In a ruling late July 13, Judge Petrese B. Tucker denied a temporary restraining order that CSS had sought to resume referrals of foster children from the city’s Department of Human Services. DHS had frozen intake of new foster cases with CSS last May, no longer referring some of the 6,000 city children in need of care to CSS-affiliated foster parents.
The Becket Fund, which represented the plaintiffs, filed an appeal July 16 in the 3rd U.S. Circuit Court of Appeals in Philadelphia and moved for an injunction to resume foster-care placements to CSS, pending a new ruling on the case. Becket is a Washington-based nonprofit that specializes in cases concerning religious freedom.
Three of those foster mothers, Sharonell Fulton, Cecilia Paul and Toni Lynn Simms-Busch, had joined CSS in a federal lawsuit claiming religious discrimination by the city against the Catholic agency.
Tucker in her 64-page decision ruled that the plaintiffs failed to present evidence of such discrimination, and that the contract requiring CSS to work with same-sex households under the city’s fair practices ordinance was binding.

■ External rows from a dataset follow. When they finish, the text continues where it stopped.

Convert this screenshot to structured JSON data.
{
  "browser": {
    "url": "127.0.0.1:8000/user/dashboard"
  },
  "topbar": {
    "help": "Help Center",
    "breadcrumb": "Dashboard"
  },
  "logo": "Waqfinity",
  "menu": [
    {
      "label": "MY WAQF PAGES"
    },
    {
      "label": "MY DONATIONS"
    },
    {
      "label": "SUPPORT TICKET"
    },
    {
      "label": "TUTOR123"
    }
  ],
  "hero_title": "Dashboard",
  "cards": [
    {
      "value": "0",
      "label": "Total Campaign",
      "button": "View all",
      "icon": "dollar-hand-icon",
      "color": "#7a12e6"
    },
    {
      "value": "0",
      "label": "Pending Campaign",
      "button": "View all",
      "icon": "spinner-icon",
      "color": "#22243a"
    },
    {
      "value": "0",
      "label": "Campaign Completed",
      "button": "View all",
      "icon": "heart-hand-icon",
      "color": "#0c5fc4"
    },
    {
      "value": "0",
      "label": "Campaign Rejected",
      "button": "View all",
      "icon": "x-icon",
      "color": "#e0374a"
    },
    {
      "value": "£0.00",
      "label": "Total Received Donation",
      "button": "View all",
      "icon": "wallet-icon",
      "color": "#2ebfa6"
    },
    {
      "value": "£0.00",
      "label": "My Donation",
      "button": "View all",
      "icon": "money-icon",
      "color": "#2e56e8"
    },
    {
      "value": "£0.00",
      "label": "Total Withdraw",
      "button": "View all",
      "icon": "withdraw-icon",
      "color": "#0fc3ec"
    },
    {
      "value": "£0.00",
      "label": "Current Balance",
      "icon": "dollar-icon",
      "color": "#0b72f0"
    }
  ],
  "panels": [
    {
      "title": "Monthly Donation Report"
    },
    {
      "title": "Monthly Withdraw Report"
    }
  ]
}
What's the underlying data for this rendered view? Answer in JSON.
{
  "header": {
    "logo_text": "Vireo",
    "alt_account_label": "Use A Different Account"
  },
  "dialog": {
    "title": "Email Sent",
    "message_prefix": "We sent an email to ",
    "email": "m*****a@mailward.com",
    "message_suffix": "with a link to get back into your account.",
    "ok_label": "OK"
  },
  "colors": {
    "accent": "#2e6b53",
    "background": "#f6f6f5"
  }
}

Over three days of testimony in late June, witnesses for CSS and DHS officials explained how 30 state-approved foster care agencies, including CSS and the nonprofit Bethany Christian Services, are required to perform “home studies,” or assessments to certify the suitability of prospective foster parents.
James Amato, Philadelphia archdiocesan secretary of Catholic Human Services and head of CSS, testified that his agency’s long-standing practice was essentially to sidestep the issue of a Catholic agency potentially certifying a home led by a same-sex couple by passing on the task on to one of 28 other secular foster care agencies in Philadelphia.
DHS suspended that practice for CSS in May and ceased referring new cases to it. Although the Catholic agency attempted to negotiate an exemption to continue referring home-study assessments for same-sex households to other secular agencies, DHS refused and demanded adherence to the city’s fair practices ordinance requiring CSS to perform the assessments for all prospective foster parents, regardless of their relationships.
Unable to place any of the children through CSS, the agency led the lawsuit to seek relief from the courts.
Representing the plaintiffs were lawyers from the Becket Fund, a Washington-based nonprofit that specializes in cases concerning religious freedom.
“Foster children deserve loving homes, and foster parents like (Sharonell) Fulton and (Cecilia) Paul have been waiting with open arms to welcome them,” said Lori Windham, senior counsel at Becket. “But the city has put politics above the children, and today the court allowed the city’s discriminatory actions to continue — a decision we will immediately appeal.”
During the evidentiary hearing June 18-21, Becket lawyers emphasized the high quality of care provided by Catholic foster parents and the support they receive from CSS, in accordance with its mission to offer optimum care for all children in need.
The lawyers pointed to past public comments by Mayor Jim Kenney, himself a Catholic, that they characterized as hostile to the Philadelphia Archdiocese.
Plaintiffs’ counsel charged that by denying CSS an exemption according to past practice, DHS was targeting CSS “purely based on its religious beliefs” in violation of the U.S. Constitution’s First Amendment and Pennsylvania’s Religious Freedom Act.
Despite the arguments, Tucker cited numerous legal precedents and dismantled each of the claims of discrimination.
Saying the plaintiffs “rely too heavily” on four comments by Kenney “to draw a sweeping conclusion that CSS has suffered impermissible hostility at the hands of the mayor,” Tucker added there was no evidence that he targeted CSS, and at any rate, his comments “are irrelevant to this case and cannot support plaintiffs’ claim of religious hostility and intentional targeting.”
Tucker also wrote that the assertion by CSS that the city denied its exemption for home-study assessments of same-sex households as a sign of religious discrimination had no merit. The referrals to other agencies “amount to CSS’s refusal to serve that same-sex couple,” a violation of the contract, in the judge’s view.